We update this page regularly, so check back for new songs easy guitar solos or email us a suggestion and we’ll put a link up soon thereafter.
Here are a few other posts related to covering songs and other people’s music.
- The Ultimate Guide to Easy Guitar Songs
- Moonlight Sonata Guitar Tab
- Amazing Grace Guitar Lesson (in the style of Josh Wilson)
Keep in mind that guitar solos, even the easy ones, are always an exercise in patience and investing time.
Just like we learn and retain vocal melodies, because of repeated exposure, guitar solos are memorized by hearing and playing them a lot. Regardless of complexity, this is the expectation that you should have when you attempt to track any solo.
Once you get a few of the easier ones under your belt, you can begin to employ tactics that help you track more complex and technically challenging pieces.
Learning more solos and songs
Finding and playing easy guitar solos is an incredible amount of fun.
Especially if you have good instruction.
But all too often we’re left with incomplete, incorrect and generally unhelpful material when it comes to actually learning songs on the guitar, much less a song's full solo.
But there is a great method for learning guitar solos, both the easy and the difficult. I'd recommend giving the Guitar Tricks 14-day free trial a test run, since they have a massive library of guitar song tutorials where professional instructors take you through each segment, including the solos, step-by-step.
Get a FREE Guitar Tricks membership that lasts 14 days and try it out. If it's not for you, just cancel. Your membership is also backed by a 60-day money-back guarantee.

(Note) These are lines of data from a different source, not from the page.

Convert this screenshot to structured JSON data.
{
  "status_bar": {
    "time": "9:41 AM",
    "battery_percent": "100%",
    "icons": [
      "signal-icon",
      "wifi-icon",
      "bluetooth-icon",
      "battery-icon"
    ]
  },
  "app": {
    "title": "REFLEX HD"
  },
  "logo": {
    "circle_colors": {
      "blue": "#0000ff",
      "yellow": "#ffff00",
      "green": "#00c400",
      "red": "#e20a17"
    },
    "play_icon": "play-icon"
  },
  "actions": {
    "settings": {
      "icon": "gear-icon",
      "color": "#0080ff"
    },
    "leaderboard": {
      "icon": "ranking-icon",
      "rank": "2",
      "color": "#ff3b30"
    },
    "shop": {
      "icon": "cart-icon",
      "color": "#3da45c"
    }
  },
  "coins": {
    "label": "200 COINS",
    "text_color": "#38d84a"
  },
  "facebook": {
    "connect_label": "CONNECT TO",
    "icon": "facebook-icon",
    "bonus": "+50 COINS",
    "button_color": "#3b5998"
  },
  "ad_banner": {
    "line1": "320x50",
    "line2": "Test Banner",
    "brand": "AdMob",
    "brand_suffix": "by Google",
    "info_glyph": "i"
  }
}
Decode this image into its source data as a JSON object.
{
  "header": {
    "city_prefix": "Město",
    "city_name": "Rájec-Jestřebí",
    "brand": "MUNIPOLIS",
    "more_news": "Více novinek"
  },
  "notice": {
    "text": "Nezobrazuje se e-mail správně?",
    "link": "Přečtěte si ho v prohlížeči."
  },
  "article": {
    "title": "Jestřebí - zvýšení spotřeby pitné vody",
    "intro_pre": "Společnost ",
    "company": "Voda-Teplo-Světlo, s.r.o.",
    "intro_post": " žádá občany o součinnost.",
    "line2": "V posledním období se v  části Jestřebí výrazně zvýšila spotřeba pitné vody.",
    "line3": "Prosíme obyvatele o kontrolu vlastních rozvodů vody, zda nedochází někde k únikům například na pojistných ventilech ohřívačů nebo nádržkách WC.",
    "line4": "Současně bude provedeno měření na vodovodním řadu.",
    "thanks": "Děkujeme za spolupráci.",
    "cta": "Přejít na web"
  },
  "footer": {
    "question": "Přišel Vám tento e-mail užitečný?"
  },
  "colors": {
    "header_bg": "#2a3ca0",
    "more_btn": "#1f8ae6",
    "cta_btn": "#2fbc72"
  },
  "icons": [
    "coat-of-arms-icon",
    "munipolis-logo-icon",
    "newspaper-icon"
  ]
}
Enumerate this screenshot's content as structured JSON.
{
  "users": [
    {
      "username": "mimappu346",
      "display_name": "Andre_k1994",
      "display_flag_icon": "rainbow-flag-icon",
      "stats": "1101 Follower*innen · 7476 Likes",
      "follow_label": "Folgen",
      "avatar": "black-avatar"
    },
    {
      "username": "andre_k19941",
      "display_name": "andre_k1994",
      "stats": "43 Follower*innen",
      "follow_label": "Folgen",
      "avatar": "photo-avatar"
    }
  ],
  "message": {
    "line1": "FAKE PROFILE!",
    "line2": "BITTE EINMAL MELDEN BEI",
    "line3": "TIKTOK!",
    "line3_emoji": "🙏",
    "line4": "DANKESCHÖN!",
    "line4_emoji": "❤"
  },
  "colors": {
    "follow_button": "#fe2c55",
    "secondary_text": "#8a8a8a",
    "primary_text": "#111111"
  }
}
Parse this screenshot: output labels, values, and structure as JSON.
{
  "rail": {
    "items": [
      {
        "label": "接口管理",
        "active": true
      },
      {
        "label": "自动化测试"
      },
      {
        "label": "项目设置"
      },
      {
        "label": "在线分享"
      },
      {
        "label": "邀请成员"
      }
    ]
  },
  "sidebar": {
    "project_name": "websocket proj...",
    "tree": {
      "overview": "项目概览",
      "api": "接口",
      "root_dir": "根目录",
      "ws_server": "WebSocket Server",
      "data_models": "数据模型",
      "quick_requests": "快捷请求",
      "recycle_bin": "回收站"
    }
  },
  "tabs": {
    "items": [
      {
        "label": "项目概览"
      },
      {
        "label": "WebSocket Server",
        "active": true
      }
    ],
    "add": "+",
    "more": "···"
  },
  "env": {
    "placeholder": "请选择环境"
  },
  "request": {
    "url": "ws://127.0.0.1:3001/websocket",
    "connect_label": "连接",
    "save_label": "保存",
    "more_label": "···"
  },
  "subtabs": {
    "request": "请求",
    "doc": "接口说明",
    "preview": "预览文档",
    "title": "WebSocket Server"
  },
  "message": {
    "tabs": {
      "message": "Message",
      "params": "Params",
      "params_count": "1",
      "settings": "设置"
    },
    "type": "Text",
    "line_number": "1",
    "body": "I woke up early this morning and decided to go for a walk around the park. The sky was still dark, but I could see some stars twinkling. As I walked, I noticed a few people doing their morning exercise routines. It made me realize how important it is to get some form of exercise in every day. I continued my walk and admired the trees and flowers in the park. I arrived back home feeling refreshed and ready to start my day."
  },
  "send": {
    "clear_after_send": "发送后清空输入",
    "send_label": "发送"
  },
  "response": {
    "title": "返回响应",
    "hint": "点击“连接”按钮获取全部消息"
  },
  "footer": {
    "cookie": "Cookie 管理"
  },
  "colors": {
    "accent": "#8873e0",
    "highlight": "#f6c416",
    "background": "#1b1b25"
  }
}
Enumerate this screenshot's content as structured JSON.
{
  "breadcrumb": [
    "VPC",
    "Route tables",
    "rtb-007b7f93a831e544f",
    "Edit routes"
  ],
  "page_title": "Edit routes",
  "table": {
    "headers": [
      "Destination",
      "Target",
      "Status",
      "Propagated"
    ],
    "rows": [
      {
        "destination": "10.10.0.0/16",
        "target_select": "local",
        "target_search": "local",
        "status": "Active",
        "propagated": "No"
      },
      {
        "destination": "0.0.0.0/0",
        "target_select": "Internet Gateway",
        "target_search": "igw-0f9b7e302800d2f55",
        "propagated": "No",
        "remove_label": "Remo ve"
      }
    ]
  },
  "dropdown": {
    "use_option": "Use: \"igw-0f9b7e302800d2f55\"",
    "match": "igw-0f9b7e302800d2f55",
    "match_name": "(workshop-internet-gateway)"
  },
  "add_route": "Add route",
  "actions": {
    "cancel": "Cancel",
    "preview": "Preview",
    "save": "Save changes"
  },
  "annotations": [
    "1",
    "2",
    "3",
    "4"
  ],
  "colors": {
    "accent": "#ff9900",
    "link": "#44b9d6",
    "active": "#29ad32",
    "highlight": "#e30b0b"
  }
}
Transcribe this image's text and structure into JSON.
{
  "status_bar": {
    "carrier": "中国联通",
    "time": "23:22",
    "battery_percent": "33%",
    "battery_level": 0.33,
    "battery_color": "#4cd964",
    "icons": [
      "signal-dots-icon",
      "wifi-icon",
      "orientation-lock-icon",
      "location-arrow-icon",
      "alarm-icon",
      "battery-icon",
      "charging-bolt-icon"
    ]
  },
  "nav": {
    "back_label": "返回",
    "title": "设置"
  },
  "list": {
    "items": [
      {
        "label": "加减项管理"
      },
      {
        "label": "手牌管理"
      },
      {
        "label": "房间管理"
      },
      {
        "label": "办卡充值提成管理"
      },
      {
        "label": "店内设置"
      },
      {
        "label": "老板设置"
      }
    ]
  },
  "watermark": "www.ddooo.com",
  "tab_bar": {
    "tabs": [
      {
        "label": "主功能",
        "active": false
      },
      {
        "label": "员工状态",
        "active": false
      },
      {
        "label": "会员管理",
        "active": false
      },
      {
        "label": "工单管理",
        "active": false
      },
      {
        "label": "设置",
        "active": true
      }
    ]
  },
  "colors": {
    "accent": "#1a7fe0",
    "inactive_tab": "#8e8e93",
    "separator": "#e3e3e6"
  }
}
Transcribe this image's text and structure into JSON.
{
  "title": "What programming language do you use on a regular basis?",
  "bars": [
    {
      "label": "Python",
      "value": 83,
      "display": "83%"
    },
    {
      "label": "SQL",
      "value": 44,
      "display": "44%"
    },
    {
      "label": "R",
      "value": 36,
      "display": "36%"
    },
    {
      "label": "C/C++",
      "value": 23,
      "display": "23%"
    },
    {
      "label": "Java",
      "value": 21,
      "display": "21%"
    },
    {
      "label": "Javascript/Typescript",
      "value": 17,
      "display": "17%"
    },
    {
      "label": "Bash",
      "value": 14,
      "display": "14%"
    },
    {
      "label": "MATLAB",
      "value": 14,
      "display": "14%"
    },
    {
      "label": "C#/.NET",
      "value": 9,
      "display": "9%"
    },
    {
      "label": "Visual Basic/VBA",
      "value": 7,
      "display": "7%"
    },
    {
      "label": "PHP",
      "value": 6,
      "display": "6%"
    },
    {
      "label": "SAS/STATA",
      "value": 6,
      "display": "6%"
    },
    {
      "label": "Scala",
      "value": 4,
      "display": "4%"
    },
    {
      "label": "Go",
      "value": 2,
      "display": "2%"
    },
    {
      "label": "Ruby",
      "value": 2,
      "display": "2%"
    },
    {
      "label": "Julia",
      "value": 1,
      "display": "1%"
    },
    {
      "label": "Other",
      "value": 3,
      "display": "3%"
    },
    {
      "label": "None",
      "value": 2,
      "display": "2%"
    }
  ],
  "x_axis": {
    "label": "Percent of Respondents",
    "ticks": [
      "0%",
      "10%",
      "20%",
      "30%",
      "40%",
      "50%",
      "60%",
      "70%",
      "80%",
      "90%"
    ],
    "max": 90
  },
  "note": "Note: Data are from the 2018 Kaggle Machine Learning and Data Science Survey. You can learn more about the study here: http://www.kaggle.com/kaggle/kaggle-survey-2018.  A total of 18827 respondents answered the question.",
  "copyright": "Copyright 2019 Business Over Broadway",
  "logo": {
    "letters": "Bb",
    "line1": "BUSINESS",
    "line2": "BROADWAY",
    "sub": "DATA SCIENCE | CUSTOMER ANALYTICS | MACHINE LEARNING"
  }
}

11,000+ lessons, 1000+ song tutorials with tabs, works on all devices.